Church on Sunday was, as always, alive with scores of babies and kids, which invariably puts me in a great mood. Two days later, my son dropped by with his 7-year-old, and during our conversation, I once again felt grateful that my children and grandchildren are surrounded by a strong, religious family.
There then followed another phone call, this time with Katy Faust, founder of Them Before Us, an organization dedicated to children’s wellbeing. Like all the others that week, Katy was a witty and sparkling conversationalist. Part of this interview became particularly entertaining as she went back and forth between my questions and giving instructions to her 15-year-old son who was driving her down the interstate at 70 mph.
The good cheer and zest for life shown by these folks stands in stark contrast to the tar bucket of online news that darkens my mornings. Whether we are governed by a confederacy of dunces or by a cabal of the wicked bent on destroying America, our nation is clearly in dire straits. Making that tempest even worse are those gloomy commentators who “rant and rave and bellow, that we’re done and we might as well be dead.”
They’re wrong. There is hope. It resides in the little platoons that we meet, as I did, in our daily lives, that beautiful fellowship that reminds me a bit of those who dared fight against Sauron and the forces of Mordor in Tolkien’s Lord of the Rings. The powerful armies—the government and its bureaucracies, woke corporations and universities, all abetted by a host of radicals and the misinformed—arrayed against today’s little platoons appear the sure victors in this war. They have the big guns of media and social media, along with politicized agencies from the FBI to district attorneys.

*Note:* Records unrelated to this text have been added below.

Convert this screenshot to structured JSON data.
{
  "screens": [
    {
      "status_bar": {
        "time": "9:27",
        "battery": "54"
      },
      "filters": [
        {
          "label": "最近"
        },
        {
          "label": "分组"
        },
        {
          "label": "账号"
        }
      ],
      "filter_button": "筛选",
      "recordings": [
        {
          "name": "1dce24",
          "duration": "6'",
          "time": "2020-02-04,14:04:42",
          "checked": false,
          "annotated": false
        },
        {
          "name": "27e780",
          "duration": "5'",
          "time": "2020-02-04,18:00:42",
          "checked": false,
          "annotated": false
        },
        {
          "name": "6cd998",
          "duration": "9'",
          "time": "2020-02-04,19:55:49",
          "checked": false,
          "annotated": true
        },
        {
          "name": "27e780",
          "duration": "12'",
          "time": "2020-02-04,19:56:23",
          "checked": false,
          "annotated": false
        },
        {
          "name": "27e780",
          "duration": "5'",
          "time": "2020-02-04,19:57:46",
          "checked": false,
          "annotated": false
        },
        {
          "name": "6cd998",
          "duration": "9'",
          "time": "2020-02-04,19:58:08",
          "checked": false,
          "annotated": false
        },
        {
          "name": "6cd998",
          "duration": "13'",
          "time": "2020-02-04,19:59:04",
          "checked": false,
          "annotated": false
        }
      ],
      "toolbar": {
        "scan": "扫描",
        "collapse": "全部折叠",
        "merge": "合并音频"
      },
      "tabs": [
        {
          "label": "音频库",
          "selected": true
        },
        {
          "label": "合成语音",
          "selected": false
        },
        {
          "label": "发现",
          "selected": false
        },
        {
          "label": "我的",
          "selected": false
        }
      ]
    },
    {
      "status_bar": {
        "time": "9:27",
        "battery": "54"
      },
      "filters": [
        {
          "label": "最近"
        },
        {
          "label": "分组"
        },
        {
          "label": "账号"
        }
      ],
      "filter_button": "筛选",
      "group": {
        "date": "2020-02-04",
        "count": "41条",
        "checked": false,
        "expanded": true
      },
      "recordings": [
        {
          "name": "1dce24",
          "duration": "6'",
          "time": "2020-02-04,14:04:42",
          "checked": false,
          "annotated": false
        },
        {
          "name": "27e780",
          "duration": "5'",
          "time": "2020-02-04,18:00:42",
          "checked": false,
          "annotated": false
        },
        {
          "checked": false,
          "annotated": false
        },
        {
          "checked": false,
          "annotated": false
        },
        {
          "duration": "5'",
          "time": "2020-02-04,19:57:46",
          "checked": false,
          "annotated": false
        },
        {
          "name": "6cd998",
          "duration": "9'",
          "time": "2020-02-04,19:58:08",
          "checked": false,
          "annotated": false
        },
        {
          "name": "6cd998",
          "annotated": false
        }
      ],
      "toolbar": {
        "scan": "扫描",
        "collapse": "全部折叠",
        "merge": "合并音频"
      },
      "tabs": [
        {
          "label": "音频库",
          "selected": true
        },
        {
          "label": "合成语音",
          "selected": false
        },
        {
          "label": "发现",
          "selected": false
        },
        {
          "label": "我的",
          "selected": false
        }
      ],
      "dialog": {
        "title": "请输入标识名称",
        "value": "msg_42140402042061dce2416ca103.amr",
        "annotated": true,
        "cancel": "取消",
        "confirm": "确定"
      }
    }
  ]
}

But this army can never win, for it lacks the truly necessary weapons needed for final victory: faith, hope, charity, and truth. These armaments belong exclusively to the little platoons.
More and more Americans are enlisting in these platoons, and signing up is easy. When we oversee the education of our children, for example, guiding them to truth and knowledge, we join the fight. When we give our time and treasure to worthy community groups or to organizations like The Radiance Foundation and Them Before Us, we are marching in the ranks. When we form our own platoons, bringing together friends, family members, and neighbors to protect and defend our liberties, we ally ourselves with the resistance.
And we’re going to win this war.
Image credit: Pixabay-AlemCoksa4 comments